He went away immediately, and she glossed over his scandalous behaviour and said farewell to him as usual, in spite of the unusual look of consciousness in her eyes. Then she went to her room and deliberately loosened her garments and lay down upon her bed, first to sob like that little child she remembered, and afterwards to think, until the world came and knocked at her door and bade her come out of herself and earn money.
The compulsion which took Stephen Arnold to Crooked lane is hardly ours to examine. It must have been strong, since going up to Mrs. Sand involved certain concessions, doubtless intrinsically trifling, but of exaggerated discomfort to the mind spiritually cloistered, whatever its other latitude. Among them was a distinctly necessary apology, difficult enough to make to a lady of rank so superior and authority so voyant in the Church Militant, by a mere fighting soul without such straps and buttons as might compel recognition upon equal terms. It is impossible to know how far Stephen envisaged the visit as a duty—the priestly horizon is perhaps not wholly free from mirage—or to what extent he confessed it an indulgence. He was certainly aware of a stronger desire than he could altogether account for that Captain Filbert should not desert her post.

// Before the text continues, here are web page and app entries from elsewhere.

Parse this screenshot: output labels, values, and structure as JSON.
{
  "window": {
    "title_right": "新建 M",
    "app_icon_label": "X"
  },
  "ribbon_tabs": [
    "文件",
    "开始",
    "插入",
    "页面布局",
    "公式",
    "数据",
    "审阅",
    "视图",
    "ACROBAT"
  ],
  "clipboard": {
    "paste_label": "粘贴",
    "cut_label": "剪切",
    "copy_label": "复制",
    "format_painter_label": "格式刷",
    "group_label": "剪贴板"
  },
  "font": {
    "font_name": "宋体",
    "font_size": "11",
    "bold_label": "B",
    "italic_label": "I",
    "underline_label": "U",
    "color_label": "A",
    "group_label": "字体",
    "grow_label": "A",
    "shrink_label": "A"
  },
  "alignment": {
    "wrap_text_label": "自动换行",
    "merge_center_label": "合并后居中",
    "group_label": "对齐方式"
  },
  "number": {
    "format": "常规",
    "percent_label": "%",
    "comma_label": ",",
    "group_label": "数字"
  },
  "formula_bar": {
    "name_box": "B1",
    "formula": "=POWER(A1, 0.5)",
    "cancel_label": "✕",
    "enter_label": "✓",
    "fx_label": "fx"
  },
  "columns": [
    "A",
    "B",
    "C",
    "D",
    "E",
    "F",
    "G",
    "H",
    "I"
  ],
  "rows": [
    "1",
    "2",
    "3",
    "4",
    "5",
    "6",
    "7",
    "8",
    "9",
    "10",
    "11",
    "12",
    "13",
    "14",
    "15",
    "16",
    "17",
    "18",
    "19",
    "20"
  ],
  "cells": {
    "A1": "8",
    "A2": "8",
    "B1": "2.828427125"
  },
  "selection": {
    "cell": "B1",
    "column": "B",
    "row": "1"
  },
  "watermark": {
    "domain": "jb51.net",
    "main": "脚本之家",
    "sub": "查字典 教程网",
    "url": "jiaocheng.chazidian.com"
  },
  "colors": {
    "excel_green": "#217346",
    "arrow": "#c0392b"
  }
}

The idea had an element of imitation oddly personal; he could not bear to reflect upon it. It may be wondered whether in any flight of venial imagination Arnold saw himself in a parallel situation with a lady. I am sure he did not. It may be considered, however, that among mirages there are unaccountable resemblances—resemblances without shape or form. He might fix his gaze, at all events, upon the supreme argument that those who were given to holy work, under any condition, in any degree, should make no rededication of themselves. This had to support him as best it could against the conviction that had Captain Filbert been Sister Anastasia, for example, of the Baker Institution, and Ensign Sand the Mother Superior of its Calcutta branch, it was improbable that he would have ventured to announce his interest in the matter by his card, or in any other way.
It was a hesitating step, therefore, that carried him up to the quarters, and a glance of some nervous distress that made him aware, as he stood bowing upon her threshold, clasping with both hands his soft felt hat to his breast, that Mrs. Sand was not displeased to see him. She hastened, indeed, to give him a chair; she said she was very glad he’d dropped in, if he didn’t mind the room being so untidy—where there were children you could spend the whole day picking up. They were out at present, with Captain Sand, in the perambulator—not having more servants than they could help. A sweeper and a cook they did with; it would surprise the people in this country, who couldn’t get along with less than twenty, she often said.